A well-chosen metric can provide the clarity of focus and ownership that helps you and your team cut directly to your desired result. Alternatively, poorly-chosen metrics can cause confusion, frustration, and wasted efforts - or even worse they may take you in the wrong direction entirely.
In this post, I’ll share some of the steps that I try to take to properly define, and keep track of, important metrics.
If you haven’t done so, you may want to first check out my Goal Setting series which provides a lot of the necessary introduction to this topic. Part 1 covers a lot of key terminology and Part 2 covers some of the best practices.
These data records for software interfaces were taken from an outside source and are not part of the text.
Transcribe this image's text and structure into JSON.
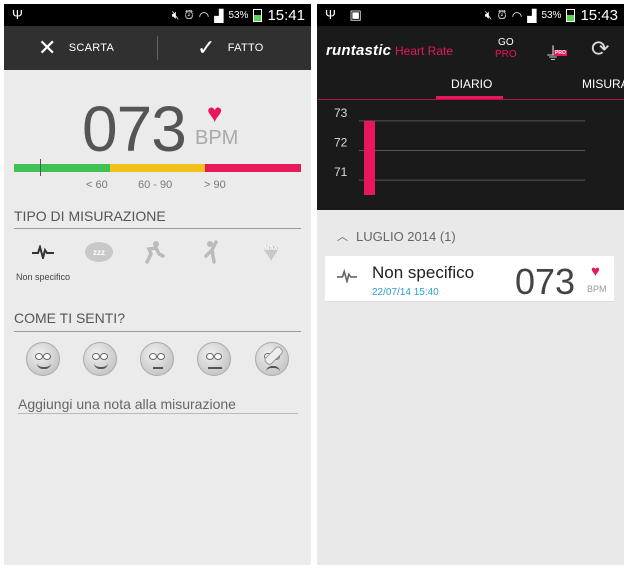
{
  "left": {
    "status": {
      "icons": [
        "usb-icon"
      ],
      "battery": "53%",
      "time": "15:41"
    },
    "actionbar": {
      "discard_label": "SCARTA",
      "done_label": "FATTO"
    },
    "reading": {
      "value": "073",
      "unit": "BPM"
    },
    "zones": {
      "labels": [
        "< 60",
        "60 - 90",
        "> 90"
      ],
      "colors": [
        "#3ec255",
        "#f2c21c",
        "#e8195b"
      ]
    },
    "measure_type": {
      "title": "TIPO DI MISURAZIONE",
      "selected_label": "Non specifico",
      "icons": [
        "heartbeat-icon",
        "sleep-icon",
        "running-icon",
        "stretching-icon",
        "max-heart-icon"
      ],
      "sleep_text": "zzz",
      "max_text": "MAX"
    },
    "feeling": {
      "title": "COME TI SENTI?",
      "moods": [
        "very-happy-icon",
        "happy-icon",
        "neutral-icon",
        "sad-icon",
        "injured-icon"
      ]
    },
    "note": {
      "placeholder": "Aggiungi una nota alla misurazione"
    }
  },
  "right": {
    "status": {
      "battery": "53%",
      "time": "15:43"
    },
    "app": {
      "brand": "runtastic",
      "brand_sub": "Heart Rate",
      "gopro_top": "GO",
      "gopro_bottom": "PRO",
      "filter_badge": "PRO"
    },
    "tabs": [
      {
        "label": "DIARIO"
      },
      {
        "label": "MISURA"
      }
    ],
    "chart_data": {
      "type": "bar",
      "ylabels": [
        "73",
        "72",
        "71"
      ],
      "values": [
        73
      ],
      "ylim": [
        70.5,
        73.2
      ],
      "bar_color": "#e8175d"
    },
    "group": {
      "label": "LUGLIO 2014 (1)"
    },
    "entry": {
      "type": "Non specifico",
      "time": "22/07/14 15:40",
      "value": "073",
      "unit": "BPM"
    }
  },
  "colors": {
    "accent": "#e8175d",
    "link": "#2a9fd6"
  }
}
As I’ve elaborated in my Goal-setting: Clarifying terminology post, metrics can be used at any level in the company: from evaluating the success of a minor feature to tracking the performance of the business as a whole. But regardless of the level you’re operating at, deciding on the right KPIs - the metrics that are most important to you - begins with achieving clarity.
Before I start working on an activity I try to ask myself a simple question: “Why am I doing this thing?”.
No word-smithing - this is a tool to clarify my thinking, not to inspire others.
No thinking about how or whether I could even measure it - I’ll come to that later.
Try this exercise of just saying, in plain words, what you are fundamentally trying to accomplish with your effort. I will refer to this as the Pure Goal: the uncompromising articulation of the core result you are trying to achieve.
For example, if I were building a notification center for my product, my goal might be “I want to prevent users from feeling overwhelmed by all our product communications”. If I were leading a donation drive with my local USO charity airport center, my goal might be “I want to acquire enough enjoyable snacks to feed visiting troops for a month”. If I were making a salad for lunch it might be “I want to feel good about my eating choice”.
This seemingly trivial step is an important one because the supposedly obvious reasons that we do things are sometimes more nuanced (or even logically flawed) after some reflection. Let’s review the first example of building a notification center:
The step of thinking through a pure goal helps ensure that your efforts are in line with the outcome that you want to achieve.
It also helps you avoid creating a Vanity Metric: metrics that you measure to feel good rather than to actually drive your business. If you can draw a direct line between your KPI(s) and your pure goal then you need not worry. But the more opaque and hand-wavy that line is, the more likely you are to have a vanity metric on your hands.
<aside> 📎 Want to learn more about Vanity Metrics?
In my post NPS: Useful KPI, Vanity Metric, or Joke?, I explore the pro’s and con’s of using Net Promoter Score and share my assessment of whether the controversial tool should be considered a vanity metric.
Once you have clarity in your thinking you are ready to figure out the best metric for the job./* Find your Google Analytics ID here: https://support.google.com/analytics/answer/9539598?hl=en */